by Chetanya Robinson
A bill that would ban law enforcement from using chokeholds and neck restraints on people, end no-knock warrants, and take military weapons out of police hands is up for a hearing in the Washington State Senate this week. Another would require police to de-escalate and use deadly force only when necessary, changing the standard currently enshrined in law.
Continue reading Ground-Breaking Police Accountability Bills Pass the House, Await Senate Consideration
by Chamidae Ford
On the evening of Feb. 11, Black Lives Matter Seattle-King County (BLMSKC) called an emergency action meeting online. There are currently seven bills in Olympia that run the risk of dying in committee before they can become law. They represent a future with a less violent and more accountable police force. BLMSKC used the meeting to encourage their supporters to get in contact with their representatives and detailed how they could do so.
Continue reading Black Lives Matter Seattle King County Hosts Emergency Call to Action Meeting to Push Forward Police Accountability Policies in Washington Legislature
by Alycia Ramirez
Since the death of George Floyd last spring, the term “Defund the Police” has jumped into the public conscientious, but not by some twist in fate or happenstance.
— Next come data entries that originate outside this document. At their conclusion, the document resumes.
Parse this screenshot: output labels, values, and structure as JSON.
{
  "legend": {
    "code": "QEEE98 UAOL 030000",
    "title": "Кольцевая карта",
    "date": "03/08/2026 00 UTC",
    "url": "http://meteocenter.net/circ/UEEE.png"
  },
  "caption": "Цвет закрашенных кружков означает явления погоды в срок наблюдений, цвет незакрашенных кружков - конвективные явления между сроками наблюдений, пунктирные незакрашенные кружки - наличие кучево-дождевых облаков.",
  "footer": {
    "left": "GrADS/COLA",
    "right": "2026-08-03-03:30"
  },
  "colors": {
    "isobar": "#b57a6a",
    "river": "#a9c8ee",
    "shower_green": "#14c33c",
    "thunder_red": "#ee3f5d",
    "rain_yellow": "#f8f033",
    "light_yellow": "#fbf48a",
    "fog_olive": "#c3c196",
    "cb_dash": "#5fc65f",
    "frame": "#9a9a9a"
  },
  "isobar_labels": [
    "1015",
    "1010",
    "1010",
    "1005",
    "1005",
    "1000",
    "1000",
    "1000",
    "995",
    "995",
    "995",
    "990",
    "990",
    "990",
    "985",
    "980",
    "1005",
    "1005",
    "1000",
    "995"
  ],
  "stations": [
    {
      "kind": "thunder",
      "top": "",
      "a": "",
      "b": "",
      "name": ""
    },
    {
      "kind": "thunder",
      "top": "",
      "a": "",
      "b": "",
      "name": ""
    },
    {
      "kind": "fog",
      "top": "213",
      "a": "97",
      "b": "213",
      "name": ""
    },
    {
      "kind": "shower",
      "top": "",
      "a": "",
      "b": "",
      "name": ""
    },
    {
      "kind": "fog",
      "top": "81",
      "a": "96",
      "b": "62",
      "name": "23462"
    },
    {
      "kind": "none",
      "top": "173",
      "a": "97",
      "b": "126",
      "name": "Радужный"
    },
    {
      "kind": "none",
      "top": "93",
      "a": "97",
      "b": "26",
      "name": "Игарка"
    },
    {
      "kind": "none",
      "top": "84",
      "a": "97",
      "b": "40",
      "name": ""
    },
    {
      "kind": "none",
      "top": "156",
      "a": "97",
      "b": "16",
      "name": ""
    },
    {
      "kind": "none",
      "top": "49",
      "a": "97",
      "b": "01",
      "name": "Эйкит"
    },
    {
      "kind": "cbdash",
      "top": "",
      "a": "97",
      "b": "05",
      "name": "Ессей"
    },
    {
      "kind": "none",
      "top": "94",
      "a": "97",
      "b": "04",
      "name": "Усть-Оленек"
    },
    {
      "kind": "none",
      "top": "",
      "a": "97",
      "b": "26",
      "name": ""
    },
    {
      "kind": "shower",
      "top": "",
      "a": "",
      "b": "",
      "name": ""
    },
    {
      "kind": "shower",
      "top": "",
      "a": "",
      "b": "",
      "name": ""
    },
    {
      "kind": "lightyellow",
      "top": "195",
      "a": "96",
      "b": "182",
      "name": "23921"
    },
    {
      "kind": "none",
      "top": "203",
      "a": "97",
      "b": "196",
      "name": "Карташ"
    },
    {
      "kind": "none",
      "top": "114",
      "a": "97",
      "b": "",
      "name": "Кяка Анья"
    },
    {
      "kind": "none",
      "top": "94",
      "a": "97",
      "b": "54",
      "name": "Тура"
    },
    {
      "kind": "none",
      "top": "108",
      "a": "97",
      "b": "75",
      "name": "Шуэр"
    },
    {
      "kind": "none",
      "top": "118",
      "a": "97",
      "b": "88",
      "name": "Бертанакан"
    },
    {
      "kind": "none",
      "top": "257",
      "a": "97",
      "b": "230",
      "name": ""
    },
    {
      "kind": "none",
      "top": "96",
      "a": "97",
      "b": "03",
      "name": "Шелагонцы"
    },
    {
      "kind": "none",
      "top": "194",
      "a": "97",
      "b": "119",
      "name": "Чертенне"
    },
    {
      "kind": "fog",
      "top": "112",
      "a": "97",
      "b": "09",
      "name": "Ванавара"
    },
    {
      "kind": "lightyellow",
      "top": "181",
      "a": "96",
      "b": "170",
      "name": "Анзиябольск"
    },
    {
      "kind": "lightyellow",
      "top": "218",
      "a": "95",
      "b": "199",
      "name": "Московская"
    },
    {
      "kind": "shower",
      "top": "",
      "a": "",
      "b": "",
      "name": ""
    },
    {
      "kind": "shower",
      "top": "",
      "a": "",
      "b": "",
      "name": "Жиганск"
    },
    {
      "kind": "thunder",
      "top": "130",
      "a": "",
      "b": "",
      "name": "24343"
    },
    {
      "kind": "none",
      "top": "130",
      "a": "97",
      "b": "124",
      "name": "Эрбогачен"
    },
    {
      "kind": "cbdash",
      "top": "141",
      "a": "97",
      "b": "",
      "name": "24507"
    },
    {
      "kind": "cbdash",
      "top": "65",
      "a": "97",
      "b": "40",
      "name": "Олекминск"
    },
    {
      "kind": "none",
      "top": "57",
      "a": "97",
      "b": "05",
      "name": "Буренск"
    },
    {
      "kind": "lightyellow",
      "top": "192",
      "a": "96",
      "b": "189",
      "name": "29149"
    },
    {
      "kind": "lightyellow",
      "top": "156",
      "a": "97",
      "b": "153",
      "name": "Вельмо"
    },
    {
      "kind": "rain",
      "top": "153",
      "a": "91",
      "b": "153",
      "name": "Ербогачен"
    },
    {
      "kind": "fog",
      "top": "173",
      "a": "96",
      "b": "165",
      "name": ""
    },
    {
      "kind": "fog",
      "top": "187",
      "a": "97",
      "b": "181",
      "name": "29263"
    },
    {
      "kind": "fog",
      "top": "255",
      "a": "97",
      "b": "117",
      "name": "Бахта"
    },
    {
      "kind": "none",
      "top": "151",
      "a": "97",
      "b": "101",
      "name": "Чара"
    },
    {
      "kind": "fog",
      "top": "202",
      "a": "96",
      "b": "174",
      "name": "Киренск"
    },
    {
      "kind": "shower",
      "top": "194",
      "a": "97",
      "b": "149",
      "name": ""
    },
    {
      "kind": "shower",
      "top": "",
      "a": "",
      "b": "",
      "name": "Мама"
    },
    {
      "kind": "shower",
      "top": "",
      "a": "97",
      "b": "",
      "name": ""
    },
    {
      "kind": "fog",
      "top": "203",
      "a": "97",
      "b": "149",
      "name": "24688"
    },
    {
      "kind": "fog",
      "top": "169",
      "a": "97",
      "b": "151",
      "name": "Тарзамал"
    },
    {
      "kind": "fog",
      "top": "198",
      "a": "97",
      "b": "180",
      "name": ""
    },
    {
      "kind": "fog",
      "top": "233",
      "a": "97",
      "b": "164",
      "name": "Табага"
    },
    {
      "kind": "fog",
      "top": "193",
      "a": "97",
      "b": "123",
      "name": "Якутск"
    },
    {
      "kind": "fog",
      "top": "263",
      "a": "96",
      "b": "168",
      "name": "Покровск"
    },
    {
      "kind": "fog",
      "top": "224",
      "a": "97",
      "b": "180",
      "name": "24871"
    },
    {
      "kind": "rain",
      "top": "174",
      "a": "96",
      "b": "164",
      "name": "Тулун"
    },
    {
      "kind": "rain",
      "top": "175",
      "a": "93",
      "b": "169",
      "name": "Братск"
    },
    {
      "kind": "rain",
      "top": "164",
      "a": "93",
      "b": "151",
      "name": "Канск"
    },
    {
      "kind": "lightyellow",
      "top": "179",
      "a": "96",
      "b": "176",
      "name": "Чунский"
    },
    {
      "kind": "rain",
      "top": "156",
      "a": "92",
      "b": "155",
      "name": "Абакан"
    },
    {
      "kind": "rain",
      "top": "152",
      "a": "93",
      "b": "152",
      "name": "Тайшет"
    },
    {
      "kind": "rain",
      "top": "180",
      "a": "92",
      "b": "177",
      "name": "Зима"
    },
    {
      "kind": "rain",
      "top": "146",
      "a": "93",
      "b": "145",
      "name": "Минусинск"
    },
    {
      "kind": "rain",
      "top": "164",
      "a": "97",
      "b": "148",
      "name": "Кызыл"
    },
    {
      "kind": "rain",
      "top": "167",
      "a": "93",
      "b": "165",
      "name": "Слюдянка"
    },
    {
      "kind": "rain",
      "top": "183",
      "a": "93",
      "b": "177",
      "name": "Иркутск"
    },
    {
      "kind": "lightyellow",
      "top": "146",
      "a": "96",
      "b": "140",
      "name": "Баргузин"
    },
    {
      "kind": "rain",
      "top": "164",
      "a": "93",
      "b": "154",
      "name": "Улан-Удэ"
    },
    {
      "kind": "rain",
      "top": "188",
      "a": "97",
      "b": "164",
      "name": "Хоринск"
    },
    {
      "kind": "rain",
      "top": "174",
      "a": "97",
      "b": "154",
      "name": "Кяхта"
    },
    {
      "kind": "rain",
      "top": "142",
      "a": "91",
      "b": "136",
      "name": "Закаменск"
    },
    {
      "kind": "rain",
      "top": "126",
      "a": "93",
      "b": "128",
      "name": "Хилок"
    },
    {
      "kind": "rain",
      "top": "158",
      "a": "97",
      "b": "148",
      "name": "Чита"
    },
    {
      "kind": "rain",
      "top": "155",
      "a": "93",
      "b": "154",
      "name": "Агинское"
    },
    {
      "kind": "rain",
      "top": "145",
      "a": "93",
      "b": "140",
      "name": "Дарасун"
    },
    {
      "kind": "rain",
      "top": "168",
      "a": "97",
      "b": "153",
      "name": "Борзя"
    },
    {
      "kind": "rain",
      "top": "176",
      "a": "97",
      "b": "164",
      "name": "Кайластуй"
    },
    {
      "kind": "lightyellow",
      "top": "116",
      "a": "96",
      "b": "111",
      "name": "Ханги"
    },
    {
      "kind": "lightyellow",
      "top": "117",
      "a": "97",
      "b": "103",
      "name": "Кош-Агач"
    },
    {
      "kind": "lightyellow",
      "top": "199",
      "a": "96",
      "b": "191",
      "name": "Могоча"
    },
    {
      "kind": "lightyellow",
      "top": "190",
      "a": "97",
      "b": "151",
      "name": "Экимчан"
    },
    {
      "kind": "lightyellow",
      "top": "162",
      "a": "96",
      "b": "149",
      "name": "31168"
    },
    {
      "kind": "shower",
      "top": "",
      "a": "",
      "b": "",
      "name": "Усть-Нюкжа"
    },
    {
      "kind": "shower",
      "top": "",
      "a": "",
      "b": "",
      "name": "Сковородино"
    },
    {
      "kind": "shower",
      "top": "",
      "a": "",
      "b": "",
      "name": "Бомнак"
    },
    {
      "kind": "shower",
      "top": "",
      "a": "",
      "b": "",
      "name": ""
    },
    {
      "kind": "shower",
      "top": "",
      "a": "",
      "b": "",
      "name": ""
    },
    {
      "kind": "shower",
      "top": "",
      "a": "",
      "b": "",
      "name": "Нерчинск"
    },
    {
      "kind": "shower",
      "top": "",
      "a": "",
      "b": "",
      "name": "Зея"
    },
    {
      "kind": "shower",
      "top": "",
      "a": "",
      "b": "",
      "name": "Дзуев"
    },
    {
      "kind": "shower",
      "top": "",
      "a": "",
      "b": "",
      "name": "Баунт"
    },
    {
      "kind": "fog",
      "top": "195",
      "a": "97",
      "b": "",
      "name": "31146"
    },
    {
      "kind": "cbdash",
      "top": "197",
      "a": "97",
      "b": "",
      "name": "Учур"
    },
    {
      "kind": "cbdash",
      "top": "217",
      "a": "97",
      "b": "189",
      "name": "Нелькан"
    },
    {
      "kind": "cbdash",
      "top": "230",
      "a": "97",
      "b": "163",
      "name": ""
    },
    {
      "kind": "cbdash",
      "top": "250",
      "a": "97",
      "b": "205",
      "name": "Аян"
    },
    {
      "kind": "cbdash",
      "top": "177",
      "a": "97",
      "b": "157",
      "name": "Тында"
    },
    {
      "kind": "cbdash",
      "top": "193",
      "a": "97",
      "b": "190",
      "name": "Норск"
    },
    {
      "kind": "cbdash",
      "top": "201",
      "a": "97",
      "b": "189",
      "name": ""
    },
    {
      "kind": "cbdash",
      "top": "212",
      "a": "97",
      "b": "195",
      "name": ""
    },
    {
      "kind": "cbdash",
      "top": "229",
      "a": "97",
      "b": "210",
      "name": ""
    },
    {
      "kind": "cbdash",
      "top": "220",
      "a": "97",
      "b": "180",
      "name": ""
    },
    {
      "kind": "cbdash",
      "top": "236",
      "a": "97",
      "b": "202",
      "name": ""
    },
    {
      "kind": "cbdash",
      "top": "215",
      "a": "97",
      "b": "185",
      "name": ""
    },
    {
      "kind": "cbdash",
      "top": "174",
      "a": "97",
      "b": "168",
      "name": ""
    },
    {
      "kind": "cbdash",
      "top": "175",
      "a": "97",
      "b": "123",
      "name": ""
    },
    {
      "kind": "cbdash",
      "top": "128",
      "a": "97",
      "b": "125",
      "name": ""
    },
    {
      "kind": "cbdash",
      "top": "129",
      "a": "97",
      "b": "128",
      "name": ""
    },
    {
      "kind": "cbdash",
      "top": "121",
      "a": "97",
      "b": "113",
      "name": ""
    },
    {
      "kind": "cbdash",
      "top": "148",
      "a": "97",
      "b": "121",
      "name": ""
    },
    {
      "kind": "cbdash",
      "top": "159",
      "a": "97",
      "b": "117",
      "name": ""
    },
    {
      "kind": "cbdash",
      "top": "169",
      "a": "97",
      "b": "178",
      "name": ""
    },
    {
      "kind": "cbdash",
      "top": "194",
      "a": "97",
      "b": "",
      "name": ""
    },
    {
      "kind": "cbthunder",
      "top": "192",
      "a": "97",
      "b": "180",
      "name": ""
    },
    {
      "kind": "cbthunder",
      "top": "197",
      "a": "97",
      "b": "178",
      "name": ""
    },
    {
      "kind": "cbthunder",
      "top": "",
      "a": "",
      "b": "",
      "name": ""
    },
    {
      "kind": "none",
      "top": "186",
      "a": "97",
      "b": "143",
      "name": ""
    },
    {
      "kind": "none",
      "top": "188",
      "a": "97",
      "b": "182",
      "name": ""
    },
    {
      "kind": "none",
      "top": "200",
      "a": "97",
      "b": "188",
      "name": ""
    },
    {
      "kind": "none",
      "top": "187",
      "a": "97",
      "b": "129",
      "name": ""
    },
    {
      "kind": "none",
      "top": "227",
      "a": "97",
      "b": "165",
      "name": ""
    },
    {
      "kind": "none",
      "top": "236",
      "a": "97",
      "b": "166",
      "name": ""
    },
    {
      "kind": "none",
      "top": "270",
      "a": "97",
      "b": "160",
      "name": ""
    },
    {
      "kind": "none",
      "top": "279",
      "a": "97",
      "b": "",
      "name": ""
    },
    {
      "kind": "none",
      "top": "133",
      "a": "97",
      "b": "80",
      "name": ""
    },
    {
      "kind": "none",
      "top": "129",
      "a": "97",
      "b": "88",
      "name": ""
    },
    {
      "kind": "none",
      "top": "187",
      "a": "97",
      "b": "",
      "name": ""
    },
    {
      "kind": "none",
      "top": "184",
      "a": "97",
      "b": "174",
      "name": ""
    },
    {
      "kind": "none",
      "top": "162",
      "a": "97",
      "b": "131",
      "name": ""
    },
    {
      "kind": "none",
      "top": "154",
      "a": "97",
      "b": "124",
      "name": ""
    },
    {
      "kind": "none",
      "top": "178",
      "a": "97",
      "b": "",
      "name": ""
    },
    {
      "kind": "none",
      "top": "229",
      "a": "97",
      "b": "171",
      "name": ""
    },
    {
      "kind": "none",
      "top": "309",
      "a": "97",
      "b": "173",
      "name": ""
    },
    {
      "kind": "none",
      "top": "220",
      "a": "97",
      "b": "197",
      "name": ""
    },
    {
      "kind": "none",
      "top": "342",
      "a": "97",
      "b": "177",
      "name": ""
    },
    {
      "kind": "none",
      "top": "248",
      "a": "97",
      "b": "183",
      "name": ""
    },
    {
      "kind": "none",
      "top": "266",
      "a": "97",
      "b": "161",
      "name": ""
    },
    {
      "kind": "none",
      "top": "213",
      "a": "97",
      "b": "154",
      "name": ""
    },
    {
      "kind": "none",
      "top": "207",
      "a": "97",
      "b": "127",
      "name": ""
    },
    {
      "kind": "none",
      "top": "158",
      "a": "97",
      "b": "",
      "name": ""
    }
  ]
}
The fight for police accountability and reform has been a generations-long battle, which has coalesced into what we see today with the Defund the Police movement.
In over 100 years of policing there has been repeated violence directed at Black and Brown communities at the hands of police, and little meaningful reform to stop or reduce it. White America may be just fine with doing the absolute bare minimum and maintaining the status quo, but marginalized communities may not be so willing to endure another century of violence directed at them.
The uncomfortable truth is that police forces were originally created in our nation for the purpose of upholding white supremacy. They were slave catchers, created for the explicit purpose of capturing runaway slaves.
Continue reading OPINION: Defund the Police Isn’t a Slogan, It’s a Call to Action in Response to Generations of Racial Violence and BIPOC Communities Should Be Leading
by Carolyn Bick
Editor’s Note: This article contains details about a homicide case, including images of evidence and crime scene reconstruction, that readers may find disturbing and/or triggering.
In the weeks following 20-year-old Tommy Le’s death at the hands of King County Sheriff’s Office Deputy Cesar Molina, Xuyen Le still refused to believe her nephew would have attacked the police with anything, much less a knife. She told then-Sheriff John Urquhart as much at a meeting of the Asian Pacific Directors Coalition, which she later described in the process of court proceedings.
Continue reading Tommy Le May Have Been Shot While Facedown on Roadway, May Not Have Even Had a Pen, Documents Show
“I then told the Sheriff it was our firm belief that, ‘Tommy would never attack the police and certainly not with a knife.’ I politely asked Sheriff Urquhart the most important question to our family and community, ‘Why did the officers shoot Tommy if he was not attacking the officers with a knife – a weapon?’” Xuyen Le’s declaration reads.